**THE TASK**: The answer must consist of every line from the entries that holds the word "encoded".

**RECORDS**:
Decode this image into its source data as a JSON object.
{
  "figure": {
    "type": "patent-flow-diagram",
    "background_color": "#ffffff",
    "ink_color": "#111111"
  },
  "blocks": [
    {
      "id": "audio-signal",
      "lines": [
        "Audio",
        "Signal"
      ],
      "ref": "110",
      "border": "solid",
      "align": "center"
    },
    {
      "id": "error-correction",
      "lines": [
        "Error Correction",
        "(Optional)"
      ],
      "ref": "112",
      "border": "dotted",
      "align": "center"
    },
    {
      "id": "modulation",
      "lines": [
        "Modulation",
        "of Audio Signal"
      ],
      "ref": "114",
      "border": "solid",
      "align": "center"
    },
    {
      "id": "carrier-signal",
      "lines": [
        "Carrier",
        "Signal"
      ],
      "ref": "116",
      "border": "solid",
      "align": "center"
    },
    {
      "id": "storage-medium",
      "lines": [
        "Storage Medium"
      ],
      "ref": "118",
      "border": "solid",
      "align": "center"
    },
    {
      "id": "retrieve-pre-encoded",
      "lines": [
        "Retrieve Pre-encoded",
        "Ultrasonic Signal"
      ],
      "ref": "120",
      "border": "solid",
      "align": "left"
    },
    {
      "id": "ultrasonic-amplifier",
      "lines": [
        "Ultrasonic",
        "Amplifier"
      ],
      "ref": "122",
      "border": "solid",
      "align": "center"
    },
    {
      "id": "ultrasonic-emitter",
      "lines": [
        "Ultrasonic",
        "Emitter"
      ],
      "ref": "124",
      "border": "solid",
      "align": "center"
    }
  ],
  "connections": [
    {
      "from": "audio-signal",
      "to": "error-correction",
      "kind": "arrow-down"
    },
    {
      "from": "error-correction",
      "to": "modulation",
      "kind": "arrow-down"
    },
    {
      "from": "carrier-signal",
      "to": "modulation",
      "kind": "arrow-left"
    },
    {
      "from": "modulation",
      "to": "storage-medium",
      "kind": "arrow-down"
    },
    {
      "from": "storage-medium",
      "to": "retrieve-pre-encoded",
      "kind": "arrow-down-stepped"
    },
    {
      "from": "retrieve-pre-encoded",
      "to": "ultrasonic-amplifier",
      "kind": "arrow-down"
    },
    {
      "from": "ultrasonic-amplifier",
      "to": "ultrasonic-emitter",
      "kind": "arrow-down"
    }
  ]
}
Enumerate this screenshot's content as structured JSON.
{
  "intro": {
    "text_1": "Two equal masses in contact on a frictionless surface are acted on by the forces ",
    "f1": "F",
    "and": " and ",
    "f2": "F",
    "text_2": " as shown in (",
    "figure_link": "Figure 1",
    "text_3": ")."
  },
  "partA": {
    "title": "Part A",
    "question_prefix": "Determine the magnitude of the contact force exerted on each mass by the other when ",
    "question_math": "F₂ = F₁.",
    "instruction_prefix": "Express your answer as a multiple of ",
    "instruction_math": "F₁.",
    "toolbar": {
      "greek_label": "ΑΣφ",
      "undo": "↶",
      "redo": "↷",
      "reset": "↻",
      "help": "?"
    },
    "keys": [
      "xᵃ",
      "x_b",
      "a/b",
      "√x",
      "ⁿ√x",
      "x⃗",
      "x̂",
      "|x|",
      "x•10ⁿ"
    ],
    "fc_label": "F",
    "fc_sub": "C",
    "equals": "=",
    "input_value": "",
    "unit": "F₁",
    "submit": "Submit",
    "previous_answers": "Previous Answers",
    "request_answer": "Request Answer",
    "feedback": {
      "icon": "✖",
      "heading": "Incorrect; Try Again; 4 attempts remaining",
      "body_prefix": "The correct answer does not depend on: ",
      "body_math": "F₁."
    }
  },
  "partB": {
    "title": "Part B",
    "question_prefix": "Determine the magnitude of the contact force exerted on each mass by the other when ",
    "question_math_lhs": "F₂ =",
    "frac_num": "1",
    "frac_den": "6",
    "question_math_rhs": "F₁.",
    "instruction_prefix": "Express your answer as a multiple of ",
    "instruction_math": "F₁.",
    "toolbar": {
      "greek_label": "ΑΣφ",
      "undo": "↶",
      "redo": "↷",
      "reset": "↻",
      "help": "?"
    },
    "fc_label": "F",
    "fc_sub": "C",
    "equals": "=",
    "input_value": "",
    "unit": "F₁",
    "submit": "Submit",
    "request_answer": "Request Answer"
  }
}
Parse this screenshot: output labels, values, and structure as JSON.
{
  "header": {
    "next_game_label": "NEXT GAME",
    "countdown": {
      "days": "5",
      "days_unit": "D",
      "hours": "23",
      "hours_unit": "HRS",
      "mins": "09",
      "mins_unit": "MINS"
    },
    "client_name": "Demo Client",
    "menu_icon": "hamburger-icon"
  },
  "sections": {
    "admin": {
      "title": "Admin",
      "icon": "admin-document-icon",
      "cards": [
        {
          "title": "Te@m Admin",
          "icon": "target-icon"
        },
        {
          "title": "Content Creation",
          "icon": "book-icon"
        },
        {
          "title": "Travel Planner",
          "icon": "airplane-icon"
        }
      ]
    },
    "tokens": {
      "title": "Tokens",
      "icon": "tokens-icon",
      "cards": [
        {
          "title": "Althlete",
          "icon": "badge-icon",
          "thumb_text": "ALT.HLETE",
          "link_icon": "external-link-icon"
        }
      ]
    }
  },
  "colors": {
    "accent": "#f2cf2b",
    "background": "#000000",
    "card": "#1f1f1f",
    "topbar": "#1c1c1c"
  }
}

**TASK OUTPUT**:
      "id": "retrieve-pre-encoded",
        "Retrieve Pre-encoded",
      "to": "retrieve-pre-encoded",
      "from": "retrieve-pre-encoded",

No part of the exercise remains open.